--- DATA UNDER STUDY Enclosed Below ---

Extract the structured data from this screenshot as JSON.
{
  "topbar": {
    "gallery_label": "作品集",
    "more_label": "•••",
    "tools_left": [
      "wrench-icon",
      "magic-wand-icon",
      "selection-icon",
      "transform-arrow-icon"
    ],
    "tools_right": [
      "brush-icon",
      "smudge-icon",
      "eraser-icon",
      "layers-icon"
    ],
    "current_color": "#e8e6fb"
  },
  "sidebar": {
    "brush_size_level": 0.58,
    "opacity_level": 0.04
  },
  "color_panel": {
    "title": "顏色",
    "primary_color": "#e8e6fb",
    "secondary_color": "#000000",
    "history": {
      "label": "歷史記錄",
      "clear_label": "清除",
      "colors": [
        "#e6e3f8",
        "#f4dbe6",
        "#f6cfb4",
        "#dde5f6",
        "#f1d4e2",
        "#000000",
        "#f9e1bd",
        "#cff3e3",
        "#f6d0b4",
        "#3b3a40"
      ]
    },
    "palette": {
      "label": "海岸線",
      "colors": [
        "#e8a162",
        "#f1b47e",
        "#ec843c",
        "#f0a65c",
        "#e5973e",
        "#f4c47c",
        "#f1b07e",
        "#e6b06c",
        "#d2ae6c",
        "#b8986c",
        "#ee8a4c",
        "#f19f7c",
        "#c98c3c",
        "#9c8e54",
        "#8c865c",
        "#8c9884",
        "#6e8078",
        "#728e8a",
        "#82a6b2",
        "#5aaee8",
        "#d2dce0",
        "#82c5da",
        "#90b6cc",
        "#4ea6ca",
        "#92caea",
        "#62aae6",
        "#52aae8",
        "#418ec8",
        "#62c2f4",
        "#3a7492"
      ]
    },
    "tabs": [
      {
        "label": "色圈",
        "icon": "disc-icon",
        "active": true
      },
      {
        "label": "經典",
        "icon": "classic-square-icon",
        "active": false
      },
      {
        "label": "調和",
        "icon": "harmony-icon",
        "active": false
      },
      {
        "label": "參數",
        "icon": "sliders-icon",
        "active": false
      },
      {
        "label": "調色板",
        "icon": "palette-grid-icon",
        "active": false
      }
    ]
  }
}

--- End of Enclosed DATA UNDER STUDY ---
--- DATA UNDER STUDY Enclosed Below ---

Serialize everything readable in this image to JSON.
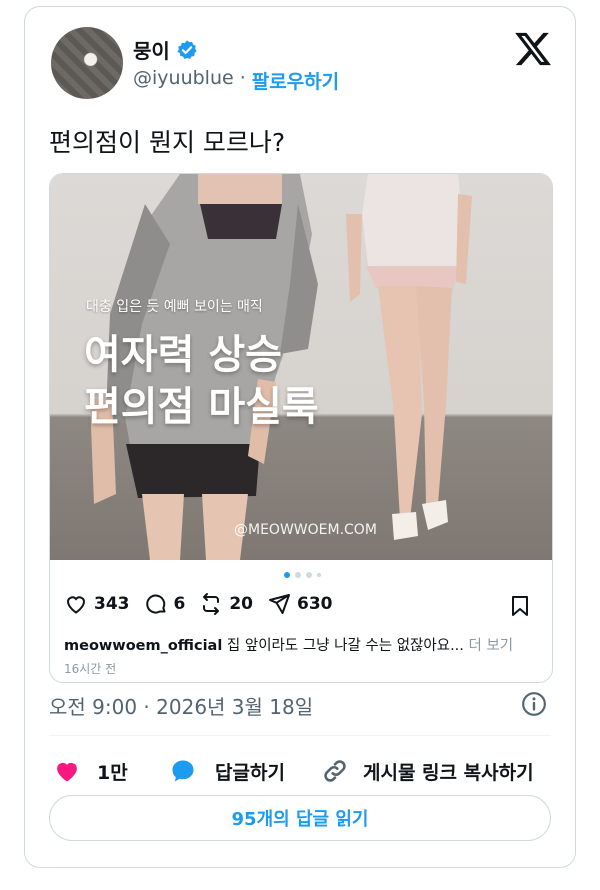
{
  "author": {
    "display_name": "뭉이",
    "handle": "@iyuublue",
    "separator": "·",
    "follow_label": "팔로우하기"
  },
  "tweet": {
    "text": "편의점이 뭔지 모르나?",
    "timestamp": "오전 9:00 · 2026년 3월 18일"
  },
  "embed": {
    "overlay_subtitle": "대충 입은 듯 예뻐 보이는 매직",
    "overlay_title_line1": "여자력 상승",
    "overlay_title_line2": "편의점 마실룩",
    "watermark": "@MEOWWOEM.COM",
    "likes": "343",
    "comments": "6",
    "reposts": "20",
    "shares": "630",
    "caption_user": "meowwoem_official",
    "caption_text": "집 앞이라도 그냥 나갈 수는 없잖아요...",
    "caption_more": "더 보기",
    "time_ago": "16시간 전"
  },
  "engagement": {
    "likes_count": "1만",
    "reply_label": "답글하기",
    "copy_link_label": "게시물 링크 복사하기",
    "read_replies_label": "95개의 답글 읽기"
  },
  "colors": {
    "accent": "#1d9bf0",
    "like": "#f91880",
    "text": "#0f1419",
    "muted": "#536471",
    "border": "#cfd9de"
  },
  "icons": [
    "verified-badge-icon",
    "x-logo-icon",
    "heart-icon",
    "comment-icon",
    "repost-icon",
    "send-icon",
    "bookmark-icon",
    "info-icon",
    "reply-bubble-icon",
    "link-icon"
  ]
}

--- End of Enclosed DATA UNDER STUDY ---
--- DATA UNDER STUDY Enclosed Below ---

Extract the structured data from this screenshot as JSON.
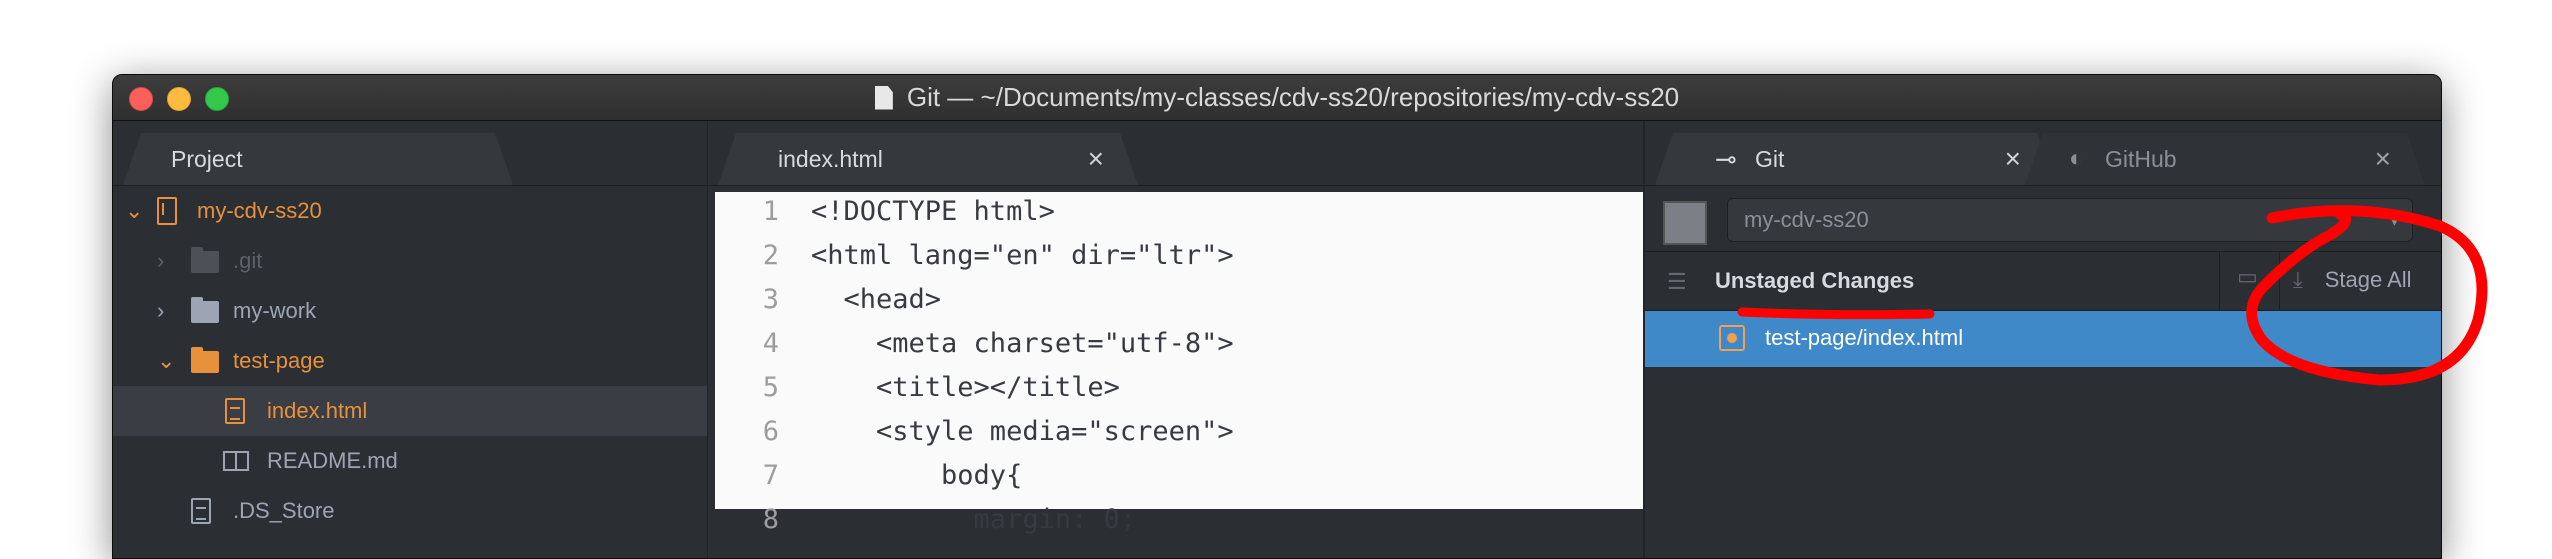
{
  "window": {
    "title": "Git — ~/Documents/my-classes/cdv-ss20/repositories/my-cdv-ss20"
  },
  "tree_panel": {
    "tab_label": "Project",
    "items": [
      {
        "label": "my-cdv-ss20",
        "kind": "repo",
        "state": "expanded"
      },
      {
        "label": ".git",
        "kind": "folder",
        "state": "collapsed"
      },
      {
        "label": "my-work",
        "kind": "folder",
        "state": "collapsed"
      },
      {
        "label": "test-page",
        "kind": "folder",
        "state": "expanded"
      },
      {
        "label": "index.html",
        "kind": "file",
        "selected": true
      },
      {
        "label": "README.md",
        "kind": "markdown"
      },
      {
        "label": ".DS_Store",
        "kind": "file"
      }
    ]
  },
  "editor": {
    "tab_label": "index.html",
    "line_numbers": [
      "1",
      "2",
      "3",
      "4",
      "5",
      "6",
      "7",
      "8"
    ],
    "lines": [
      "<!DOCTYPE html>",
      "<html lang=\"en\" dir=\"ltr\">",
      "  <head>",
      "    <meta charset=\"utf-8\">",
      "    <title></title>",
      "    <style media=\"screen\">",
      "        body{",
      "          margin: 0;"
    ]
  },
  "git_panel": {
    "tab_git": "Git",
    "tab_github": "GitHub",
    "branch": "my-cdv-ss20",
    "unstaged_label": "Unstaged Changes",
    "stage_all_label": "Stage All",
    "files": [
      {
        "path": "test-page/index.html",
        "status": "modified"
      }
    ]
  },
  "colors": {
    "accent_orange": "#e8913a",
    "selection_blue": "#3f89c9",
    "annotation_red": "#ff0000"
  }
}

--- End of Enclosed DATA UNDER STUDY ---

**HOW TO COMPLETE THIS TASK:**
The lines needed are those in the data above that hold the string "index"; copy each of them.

**EXPECTED ANSWER:**
        "label": "index.html",
    "tab_label": "index.html",
        "path": "test-page/index.html",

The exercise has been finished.